In terms of the Cuban art that is shown and sold at these fairs, there is still interest in modern art, especially that from the so-called Avant-gardes, and more recently the ‘rediscovery’ of abstract art. However, great interest has progressively shifted towards contemporary art, which little by little managed to shake off the regional labels of Cuban or Latin American.
(…) Managing to be included in Art Basel Miami Beach is hard. However, there is a group of internationally recognized Cuban artists that are regulars on the fair’s stands. We can mention José Bedia, Alexandre Arrechea, Los Carpinteros and Carlos Garaicoa. Their works are commercialized by galleries that are considered to be among the most important within this context and that usually participate in this fair.
For a few years now, we have seen a more stable presence of Cuban art in Miami galleries and institutions. This tendency is not only limited to artists that live in the city, there are also others that live for part or all of the time on the island. Up until recently, political circumstances had allowed the artists to visit frequently; it is not uncommon to find their work in a show in Miami, since they travel constantly, exhibiting and selling their work in the United States. Especially during Basel week, they are seen participating in the different fairs, taking part in the exhibitions at the city’s galleries or museums or just visiting and networking.
(…) The renewed interest in Latin American art has allowed the meteoric reappearance and take off of the career of Cuban female artists like Carmen Herrera, and more recently Zilia Sánchez, whose works have reached astronomical prices. Maybe this has been one of the key factors in the recent changes in two of the most important auction houses that sell this kind of art, Sotheby’s and Phillips. (…)

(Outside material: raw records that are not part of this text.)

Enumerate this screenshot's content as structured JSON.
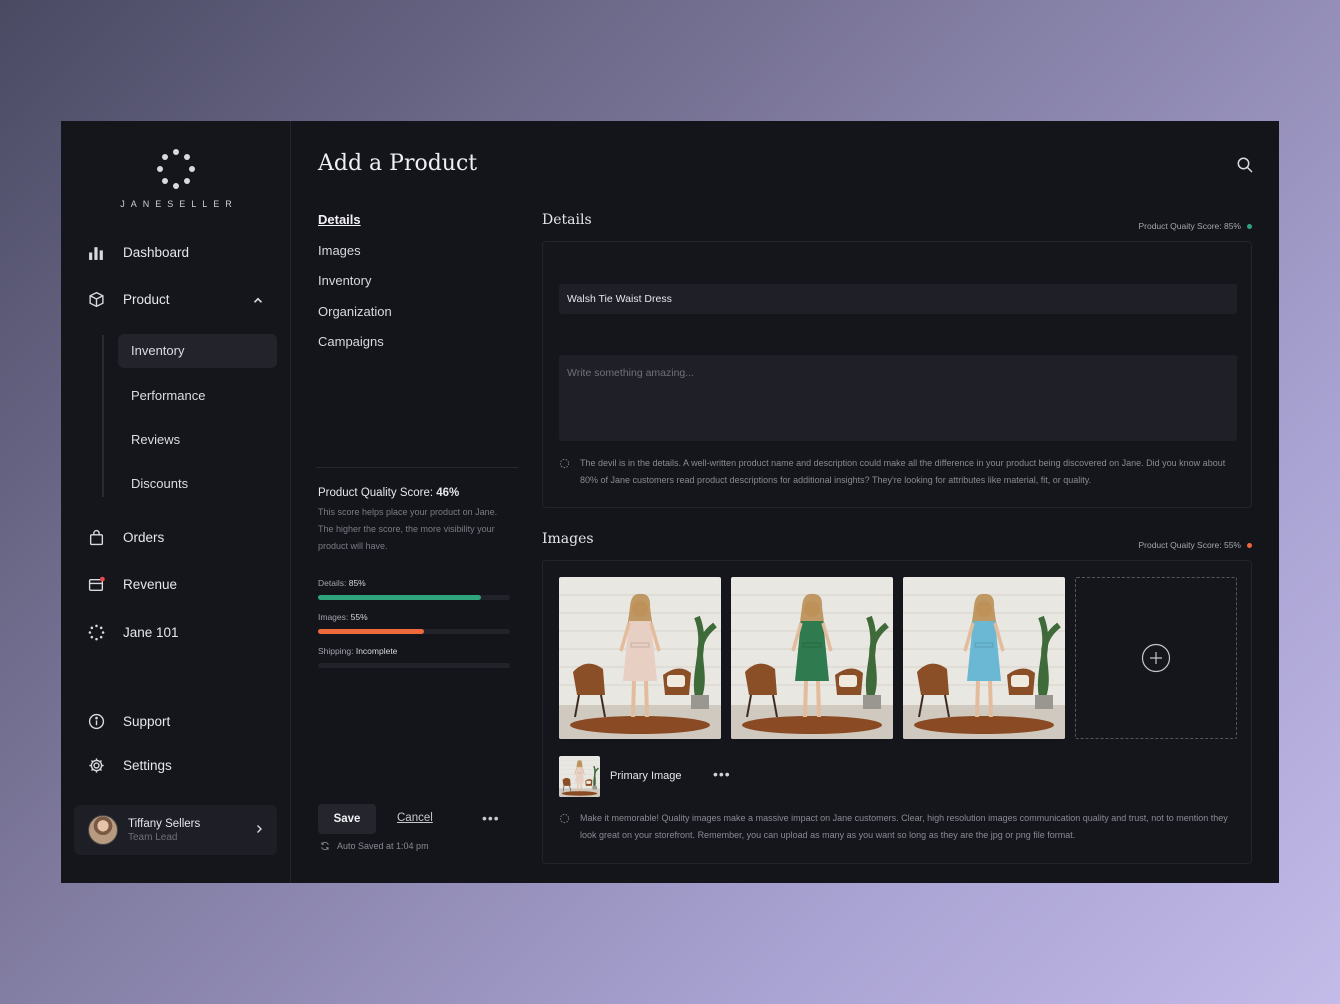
{
  "app": {
    "brand": "JANESELLER",
    "page_title": "Add a Product"
  },
  "sidebar": {
    "items": [
      {
        "label": "Dashboard",
        "icon": "bar-chart-icon"
      },
      {
        "label": "Product",
        "icon": "box-icon"
      },
      {
        "label": "Orders",
        "icon": "bag-icon"
      },
      {
        "label": "Revenue",
        "icon": "wallet-icon"
      },
      {
        "label": "Jane 101",
        "icon": "jane-logo-icon"
      },
      {
        "label": "Support",
        "icon": "info-icon"
      },
      {
        "label": "Settings",
        "icon": "gear-icon"
      }
    ],
    "product_sub": [
      "Inventory",
      "Performance",
      "Reviews",
      "Discounts"
    ],
    "active_sub": "Inventory",
    "revenue_badge_color": "#e5484d",
    "user": {
      "name": "Tiffany Sellers",
      "role": "Team Lead"
    }
  },
  "subnav": {
    "items": [
      "Details",
      "Images",
      "Inventory",
      "Organization",
      "Campaigns"
    ],
    "active": "Details"
  },
  "score": {
    "title_label": "Product Quality Score:",
    "value": "46%",
    "description": "This score helps place your product on Jane. The higher the score, the more visibility your product will have.",
    "bars": [
      {
        "label": "Details:",
        "value_text": "85%",
        "fraction": 0.85,
        "color": "#2fa37c"
      },
      {
        "label": "Images:",
        "value_text": "55%",
        "fraction": 0.55,
        "color": "#ee6a3a"
      },
      {
        "label": "Shipping:",
        "value_text": "Incomplete",
        "fraction": 0,
        "color": "#2fa37c"
      }
    ]
  },
  "actions": {
    "save": "Save",
    "cancel": "Cancel",
    "more": "•••",
    "autosave": "Auto Saved at 1:04 pm"
  },
  "details": {
    "title": "Details",
    "quality": "Product Quaity Score: 85%",
    "quality_color": "#2fa37c",
    "name_value": "Walsh Tie Waist Dress",
    "description_placeholder": "Write something amazing...",
    "tip": "The devil is in the details. A well-written product name and description could make all the difference in your product being discovered on Jane. Did you know about 80% of Jane customers read product descriptions for additional insights? They're looking for attributes like material, fit, or quality."
  },
  "images": {
    "title": "Images",
    "quality": "Product Quaity Score: 55%",
    "quality_color": "#ee6a3a",
    "photos": [
      {
        "dress_color": "#e8cfc3"
      },
      {
        "dress_color": "#2f7a4f"
      },
      {
        "dress_color": "#6bb8d4"
      }
    ],
    "primary_label": "Primary Image",
    "more": "•••",
    "tip": "Make it memorable! Quality images make a massive impact on Jane customers. Clear, high resolution images communication quality and trust, not to mention they look great on your storefront. Remember, you can upload as many as you want so long as they are the jpg or png file format."
  }
}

It would be interesting to closely follow the situation between separating and integrating Latin American art with universal contemporary and modern art. This topic has been broadly debated within academic circles, without reaching consensus, and now seems to reach the art market world. (…)